Outdoor unit of mini split variable speed air source heat pump

Cost_per_million_BTUs Comparing Fuel Costs with Cost per Million BTUs

When we consider changing fuel sources to hopefully achieve energy savings, the simplest way to compare the different fuels is to utilize a Cost per Million BTU chart. There are several calculators available on other websites, but a chart is pretty simple to use as well.  We need to use the cost per million BTU as the comparison factor because it is completely independent of your weather or house type. It doesn’t matter if you live in the coldest climate or moderate climate, and it doesn’t matter if you have a new energy-efficient house or an old Victorian house that has no insulation to make this comparison.

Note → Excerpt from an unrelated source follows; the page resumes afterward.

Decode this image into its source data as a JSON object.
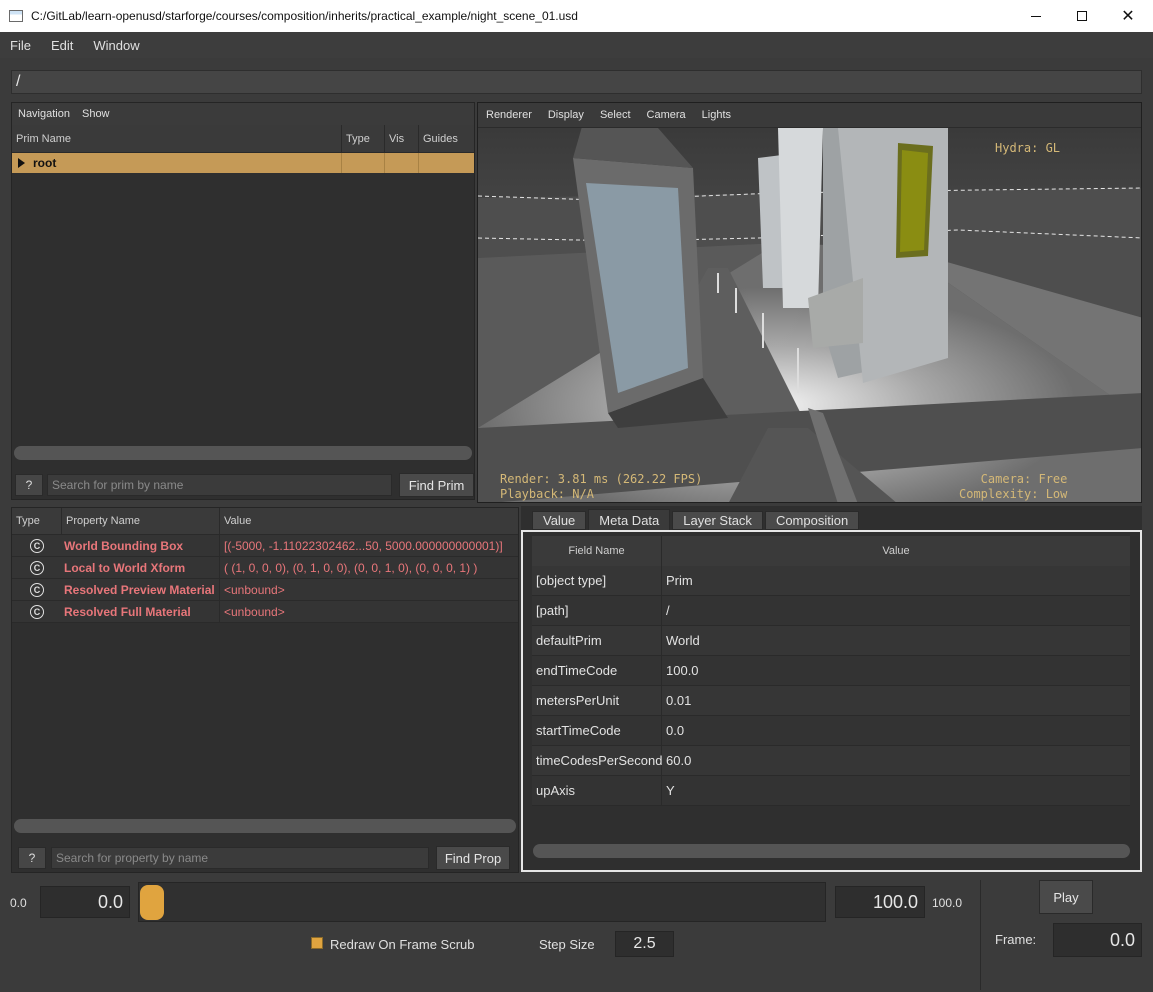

To use the chart, you need to know your cost for buying the fuels you’ll be comparing. For electricity we need to know the cost per Kilowatt Hour or KWh. This can be found on your electric bill by adding up all the charges that are “per kwh” which would include such things as “power cost”, “delivery charge”, “renewable energy surcharge” but would NOT include the meter cost or “customer access charge” that you pay just for the meter itself regardless of your use. If you use propane (LP) or heating oil then your cost per gallon, Natural Gas your cost per Therm or MCF.

Next you need to know the efficiency of your heating system and the system you’re proposing as a replacement. For our example, we’ll need to do a little math to get the percentage because we’re looking at an air-source-heat-pump which has the heating function rated in terms of Heating Season Performance Factor (HSPF) but our chart compares it using Coefficient of Performance.


To convert HSPF to COP we need to use this formula:

COP= (HSPF x 1055.1)/3600

Since my heat pump is 12.0 HSPF:

COP=(12 x 1055.1) / 3600 which works out to be  3.5.

This number is the % efficiency and it’s not 3.5%, it’s actually 350%! I know that sounds hard to believe, but the numbers don’t lie and we’re not going to get into a discussion of thermodynamic efficiency, but compared to a regular electric resistance heater which has a COP of 1.0, my heat pump will produce heat for less than 1/3 the cost of an electric resistance heater.

I’d like to compare this heat pump to running my LP Boiler to heat the house, and my boiler is 82% and we pay about $2.00 per gallon for propane.


  • Cost Per Million BTUs for the Heat Pump: $10.46  (our electricity costs about 12.5¢ per kwh)
  • Cost Per Million BTUs for the LP Boiler: $26.66

So clearly the heat pump wins this battle of the BTU’s coming in at about 40% less than running the boiler.